Clips from Black Venus (Vénus noire) 2010 by Abdellatif Kechiche (France/Belgium, 159 min)
Clips from The Eichmann Trial 2015 by Paul Andrew Williams (UK, 90 min)
Clips from La commune (Paris 1871) 2000 by Peter Watkins (France, 345 min)
Clips from The Verdict (Terror – Ihr Urteil) 2016 by Lars Kraume (Germany, 85 min)
One episode from What Would You Do? (ABC News series)
Alternatives: Twelve Angry Men (American, Japanese, Russian, Chinese Versions)
A couple of video essays
And one film that students would like to suggest for the class.
- Class Participation: 40%
(Leading Discussion 10%, Presentation 10%, Class Discussion 20%)
- Shared Annotated Bibliography: 20% (each one student proposes and shares several sources he/she finds interesting and relevant to the films discussed in class: at least one film and three scholarly essays)
- One-page Proposal 10%
- Final Creative Academic Project: 30% (screenplay/storyboard/film-related graphic novel/video essay/photo essay/film still dossier/exhibition design/mini film festival curatorial project/movie review/critical essay, etc)
- Additional writing assignments (OPTIONAL): In this course, the instructor will explain the writing requirements for those students who wish to receive W credits. Students who complete the additional requirements will receive Ws on their transcripts; the other students in the course will recive VLPA/I&S instead.
Some of the films we examine in this course contain graphic images of violence, death, and explicit sexual content. Please be aware that you do not have to watch anything that you find disturbing. Use discretion and feel free to stop right away. If you don't feel comfortable about any image, please let me know.
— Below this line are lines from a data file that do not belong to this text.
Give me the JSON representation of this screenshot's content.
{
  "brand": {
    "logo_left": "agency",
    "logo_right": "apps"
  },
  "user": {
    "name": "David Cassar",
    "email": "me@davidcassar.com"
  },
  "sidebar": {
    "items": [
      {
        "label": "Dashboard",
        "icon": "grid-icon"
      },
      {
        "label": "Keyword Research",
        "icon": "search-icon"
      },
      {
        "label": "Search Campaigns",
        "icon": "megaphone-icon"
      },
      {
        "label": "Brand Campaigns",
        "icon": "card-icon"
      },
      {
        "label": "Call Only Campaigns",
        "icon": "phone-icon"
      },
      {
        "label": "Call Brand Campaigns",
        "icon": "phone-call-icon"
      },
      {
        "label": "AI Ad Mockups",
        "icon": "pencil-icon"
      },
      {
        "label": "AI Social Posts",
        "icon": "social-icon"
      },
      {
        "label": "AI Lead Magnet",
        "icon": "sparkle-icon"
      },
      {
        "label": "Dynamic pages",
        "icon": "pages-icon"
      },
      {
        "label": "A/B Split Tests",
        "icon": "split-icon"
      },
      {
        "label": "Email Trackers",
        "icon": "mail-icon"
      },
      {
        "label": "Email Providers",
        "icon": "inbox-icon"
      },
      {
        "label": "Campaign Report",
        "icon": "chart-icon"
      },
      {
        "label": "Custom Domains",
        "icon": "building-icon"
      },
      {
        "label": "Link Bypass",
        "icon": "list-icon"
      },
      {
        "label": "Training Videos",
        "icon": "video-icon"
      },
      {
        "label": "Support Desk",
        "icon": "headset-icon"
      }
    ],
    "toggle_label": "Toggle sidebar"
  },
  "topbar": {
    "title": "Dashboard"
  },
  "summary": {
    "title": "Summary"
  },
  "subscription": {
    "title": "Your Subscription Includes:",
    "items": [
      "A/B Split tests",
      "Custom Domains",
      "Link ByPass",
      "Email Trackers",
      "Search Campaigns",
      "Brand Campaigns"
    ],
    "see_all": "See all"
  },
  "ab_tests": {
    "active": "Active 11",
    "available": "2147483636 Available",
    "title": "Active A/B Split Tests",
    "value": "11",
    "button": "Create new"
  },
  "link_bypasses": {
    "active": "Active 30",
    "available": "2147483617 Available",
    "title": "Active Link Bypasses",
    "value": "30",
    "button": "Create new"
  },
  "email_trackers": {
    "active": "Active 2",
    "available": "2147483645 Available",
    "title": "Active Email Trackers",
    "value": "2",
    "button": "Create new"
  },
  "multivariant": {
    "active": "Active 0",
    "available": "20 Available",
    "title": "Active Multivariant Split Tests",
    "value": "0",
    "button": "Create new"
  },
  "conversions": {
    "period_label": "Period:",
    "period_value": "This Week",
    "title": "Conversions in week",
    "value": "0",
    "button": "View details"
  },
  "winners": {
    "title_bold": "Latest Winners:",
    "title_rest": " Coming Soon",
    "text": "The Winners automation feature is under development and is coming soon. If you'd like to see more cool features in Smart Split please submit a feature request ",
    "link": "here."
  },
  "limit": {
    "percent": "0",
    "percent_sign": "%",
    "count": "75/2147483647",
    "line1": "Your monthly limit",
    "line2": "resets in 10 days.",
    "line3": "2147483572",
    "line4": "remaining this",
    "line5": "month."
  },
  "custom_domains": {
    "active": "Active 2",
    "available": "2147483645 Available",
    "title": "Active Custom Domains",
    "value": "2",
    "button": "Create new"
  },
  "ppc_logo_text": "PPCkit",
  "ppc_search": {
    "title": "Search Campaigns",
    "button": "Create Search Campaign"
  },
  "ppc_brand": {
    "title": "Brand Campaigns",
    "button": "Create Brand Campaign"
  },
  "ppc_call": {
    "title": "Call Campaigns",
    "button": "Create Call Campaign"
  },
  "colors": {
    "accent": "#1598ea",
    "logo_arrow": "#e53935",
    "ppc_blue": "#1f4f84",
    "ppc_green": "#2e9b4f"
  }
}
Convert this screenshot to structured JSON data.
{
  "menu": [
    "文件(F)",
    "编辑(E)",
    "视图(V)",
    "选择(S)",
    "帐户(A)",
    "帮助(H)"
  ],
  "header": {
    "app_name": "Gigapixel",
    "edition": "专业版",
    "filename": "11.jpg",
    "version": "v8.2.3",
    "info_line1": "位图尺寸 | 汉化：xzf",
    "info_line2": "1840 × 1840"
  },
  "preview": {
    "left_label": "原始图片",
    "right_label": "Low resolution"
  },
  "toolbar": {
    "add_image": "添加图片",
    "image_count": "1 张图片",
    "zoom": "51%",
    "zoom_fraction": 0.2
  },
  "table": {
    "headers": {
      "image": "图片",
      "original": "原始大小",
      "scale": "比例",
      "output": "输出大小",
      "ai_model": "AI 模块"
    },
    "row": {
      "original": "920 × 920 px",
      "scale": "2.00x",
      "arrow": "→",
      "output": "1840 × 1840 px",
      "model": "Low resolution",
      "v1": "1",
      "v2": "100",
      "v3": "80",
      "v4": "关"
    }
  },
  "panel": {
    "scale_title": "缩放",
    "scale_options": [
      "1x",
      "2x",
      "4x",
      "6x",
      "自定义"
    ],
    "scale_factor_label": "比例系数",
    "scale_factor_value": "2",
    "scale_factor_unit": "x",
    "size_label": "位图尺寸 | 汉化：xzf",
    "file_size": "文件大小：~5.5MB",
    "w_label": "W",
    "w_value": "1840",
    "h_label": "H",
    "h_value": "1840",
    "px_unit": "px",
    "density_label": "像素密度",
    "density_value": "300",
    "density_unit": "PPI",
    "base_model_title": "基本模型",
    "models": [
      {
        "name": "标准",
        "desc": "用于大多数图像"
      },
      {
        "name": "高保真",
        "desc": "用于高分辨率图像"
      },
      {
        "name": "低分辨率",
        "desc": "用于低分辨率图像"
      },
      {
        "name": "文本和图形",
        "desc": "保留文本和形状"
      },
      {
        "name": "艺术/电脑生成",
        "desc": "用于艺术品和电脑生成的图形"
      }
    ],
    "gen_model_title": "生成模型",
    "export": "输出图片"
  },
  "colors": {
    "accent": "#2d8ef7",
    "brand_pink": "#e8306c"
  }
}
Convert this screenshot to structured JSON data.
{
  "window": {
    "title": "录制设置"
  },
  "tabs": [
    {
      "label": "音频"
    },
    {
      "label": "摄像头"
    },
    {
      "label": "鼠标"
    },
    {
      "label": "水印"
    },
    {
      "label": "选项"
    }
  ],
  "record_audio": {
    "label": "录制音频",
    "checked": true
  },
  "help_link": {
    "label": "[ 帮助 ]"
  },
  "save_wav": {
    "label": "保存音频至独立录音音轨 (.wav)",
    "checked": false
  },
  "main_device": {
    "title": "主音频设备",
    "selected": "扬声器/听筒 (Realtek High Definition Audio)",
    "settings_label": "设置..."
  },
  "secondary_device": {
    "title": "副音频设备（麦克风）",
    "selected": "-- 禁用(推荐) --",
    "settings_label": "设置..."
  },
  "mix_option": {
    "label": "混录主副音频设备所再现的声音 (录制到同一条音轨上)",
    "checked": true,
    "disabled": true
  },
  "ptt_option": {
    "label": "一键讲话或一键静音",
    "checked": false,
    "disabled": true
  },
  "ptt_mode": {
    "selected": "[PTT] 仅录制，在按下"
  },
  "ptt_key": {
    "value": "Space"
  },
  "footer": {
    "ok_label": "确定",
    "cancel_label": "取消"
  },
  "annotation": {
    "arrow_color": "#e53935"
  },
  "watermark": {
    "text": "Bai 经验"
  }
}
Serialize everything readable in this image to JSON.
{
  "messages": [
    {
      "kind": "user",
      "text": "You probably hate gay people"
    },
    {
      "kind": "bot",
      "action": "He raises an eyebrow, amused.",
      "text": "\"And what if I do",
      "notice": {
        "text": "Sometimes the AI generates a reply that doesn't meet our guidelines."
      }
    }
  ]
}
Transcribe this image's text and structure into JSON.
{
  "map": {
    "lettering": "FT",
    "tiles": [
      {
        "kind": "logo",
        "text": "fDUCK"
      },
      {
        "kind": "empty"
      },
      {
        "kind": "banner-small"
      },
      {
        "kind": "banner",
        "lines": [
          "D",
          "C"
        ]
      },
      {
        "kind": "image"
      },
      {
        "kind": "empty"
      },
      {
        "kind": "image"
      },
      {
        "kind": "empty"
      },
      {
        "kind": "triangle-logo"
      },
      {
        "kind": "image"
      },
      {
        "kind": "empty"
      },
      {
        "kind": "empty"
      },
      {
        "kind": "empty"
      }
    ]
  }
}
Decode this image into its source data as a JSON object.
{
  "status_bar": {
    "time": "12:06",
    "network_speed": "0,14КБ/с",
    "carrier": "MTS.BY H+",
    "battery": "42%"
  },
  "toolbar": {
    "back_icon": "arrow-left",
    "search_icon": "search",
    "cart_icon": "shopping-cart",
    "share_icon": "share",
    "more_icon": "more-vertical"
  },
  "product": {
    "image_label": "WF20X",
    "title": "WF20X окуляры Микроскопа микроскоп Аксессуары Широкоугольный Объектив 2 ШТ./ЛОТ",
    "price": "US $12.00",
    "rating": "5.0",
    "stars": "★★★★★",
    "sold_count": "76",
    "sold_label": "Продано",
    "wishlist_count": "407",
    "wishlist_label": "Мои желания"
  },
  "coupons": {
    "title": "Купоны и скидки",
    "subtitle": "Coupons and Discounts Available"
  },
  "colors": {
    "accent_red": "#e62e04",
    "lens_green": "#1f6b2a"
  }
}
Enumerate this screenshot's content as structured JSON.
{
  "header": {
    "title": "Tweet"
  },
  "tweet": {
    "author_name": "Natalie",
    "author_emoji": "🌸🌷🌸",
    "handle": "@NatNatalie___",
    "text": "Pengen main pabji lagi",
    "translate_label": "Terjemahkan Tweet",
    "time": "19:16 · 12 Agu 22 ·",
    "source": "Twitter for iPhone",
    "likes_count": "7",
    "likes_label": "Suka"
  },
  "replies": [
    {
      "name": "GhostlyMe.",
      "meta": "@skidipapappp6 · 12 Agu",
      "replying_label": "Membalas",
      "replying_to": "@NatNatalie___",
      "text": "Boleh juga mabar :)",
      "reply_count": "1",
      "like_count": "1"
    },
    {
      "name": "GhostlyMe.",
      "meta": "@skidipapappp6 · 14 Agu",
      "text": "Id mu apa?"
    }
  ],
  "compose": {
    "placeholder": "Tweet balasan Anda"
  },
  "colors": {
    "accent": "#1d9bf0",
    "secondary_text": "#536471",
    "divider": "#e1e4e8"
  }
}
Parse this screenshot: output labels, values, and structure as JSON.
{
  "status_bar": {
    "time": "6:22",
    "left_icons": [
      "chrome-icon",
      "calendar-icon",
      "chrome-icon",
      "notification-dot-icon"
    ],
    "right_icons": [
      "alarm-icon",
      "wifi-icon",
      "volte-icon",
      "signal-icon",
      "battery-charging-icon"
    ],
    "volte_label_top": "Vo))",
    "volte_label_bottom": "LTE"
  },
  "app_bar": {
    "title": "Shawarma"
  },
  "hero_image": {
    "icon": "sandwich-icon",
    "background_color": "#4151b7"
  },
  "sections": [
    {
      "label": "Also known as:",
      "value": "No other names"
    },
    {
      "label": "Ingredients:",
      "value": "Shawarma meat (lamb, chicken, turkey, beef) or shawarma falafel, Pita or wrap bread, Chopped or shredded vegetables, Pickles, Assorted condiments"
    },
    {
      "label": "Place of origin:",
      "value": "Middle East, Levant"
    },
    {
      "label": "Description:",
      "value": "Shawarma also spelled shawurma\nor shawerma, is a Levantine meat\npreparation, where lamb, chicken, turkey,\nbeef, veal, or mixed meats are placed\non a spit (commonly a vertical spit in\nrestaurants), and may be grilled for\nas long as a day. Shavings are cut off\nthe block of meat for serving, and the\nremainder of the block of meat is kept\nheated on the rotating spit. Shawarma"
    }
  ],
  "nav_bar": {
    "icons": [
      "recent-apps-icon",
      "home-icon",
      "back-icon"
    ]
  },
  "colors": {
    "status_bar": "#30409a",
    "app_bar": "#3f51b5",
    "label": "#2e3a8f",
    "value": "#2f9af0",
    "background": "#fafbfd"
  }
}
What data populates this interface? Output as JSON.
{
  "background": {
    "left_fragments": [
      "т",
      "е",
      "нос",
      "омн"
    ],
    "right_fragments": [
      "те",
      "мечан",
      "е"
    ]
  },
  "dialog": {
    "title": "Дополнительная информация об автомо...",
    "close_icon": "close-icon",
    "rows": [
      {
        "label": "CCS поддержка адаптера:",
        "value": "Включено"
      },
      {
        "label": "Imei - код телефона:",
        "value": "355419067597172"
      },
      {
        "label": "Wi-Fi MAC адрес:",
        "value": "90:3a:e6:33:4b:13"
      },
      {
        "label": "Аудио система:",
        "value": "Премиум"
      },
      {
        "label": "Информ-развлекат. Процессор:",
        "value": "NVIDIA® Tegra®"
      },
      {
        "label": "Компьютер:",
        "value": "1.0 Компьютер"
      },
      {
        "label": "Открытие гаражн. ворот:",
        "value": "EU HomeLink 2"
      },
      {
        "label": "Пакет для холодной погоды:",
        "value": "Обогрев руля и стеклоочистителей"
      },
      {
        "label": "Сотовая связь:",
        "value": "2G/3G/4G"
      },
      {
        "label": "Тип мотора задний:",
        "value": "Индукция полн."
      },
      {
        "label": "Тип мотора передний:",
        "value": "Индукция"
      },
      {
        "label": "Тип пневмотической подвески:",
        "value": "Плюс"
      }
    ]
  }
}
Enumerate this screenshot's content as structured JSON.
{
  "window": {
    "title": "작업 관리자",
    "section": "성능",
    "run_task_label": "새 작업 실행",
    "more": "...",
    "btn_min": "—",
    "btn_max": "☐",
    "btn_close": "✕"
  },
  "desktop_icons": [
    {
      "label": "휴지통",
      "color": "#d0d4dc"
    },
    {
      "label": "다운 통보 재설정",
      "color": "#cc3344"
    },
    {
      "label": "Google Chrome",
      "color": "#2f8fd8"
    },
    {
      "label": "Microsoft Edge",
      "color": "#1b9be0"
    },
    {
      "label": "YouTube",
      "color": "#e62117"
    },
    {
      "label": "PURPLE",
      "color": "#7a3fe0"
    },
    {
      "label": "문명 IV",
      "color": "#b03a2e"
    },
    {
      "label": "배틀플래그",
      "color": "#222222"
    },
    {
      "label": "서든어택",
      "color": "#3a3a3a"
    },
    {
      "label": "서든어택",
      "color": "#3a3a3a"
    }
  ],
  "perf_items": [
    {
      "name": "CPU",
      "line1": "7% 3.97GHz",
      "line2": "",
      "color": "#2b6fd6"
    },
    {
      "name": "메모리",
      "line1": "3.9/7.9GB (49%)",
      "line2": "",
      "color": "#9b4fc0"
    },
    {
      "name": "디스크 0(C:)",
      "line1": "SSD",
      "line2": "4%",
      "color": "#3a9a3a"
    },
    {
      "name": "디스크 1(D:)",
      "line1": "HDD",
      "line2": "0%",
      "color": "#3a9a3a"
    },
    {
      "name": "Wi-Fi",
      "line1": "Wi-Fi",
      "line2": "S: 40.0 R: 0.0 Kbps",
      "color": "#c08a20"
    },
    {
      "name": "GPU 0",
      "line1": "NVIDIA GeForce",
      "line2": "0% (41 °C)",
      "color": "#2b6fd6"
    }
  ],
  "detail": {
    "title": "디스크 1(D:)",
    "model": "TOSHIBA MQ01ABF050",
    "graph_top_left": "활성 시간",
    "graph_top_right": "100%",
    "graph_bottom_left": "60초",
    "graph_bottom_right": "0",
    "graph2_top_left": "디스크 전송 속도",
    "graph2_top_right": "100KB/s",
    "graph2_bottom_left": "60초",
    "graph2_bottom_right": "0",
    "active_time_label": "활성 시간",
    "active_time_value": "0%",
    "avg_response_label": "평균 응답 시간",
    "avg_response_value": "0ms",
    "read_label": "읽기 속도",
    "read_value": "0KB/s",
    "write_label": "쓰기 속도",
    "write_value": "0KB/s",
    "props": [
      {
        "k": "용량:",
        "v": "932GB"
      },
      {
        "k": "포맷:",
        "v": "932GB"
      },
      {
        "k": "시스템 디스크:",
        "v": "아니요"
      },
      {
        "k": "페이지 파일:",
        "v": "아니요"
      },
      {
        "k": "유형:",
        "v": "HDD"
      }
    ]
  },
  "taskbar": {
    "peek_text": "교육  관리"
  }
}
The unbearable images, self-conscious acts of looking away, and the ethics of spectatorship indeed serve as part of our critcial inquiries in this class.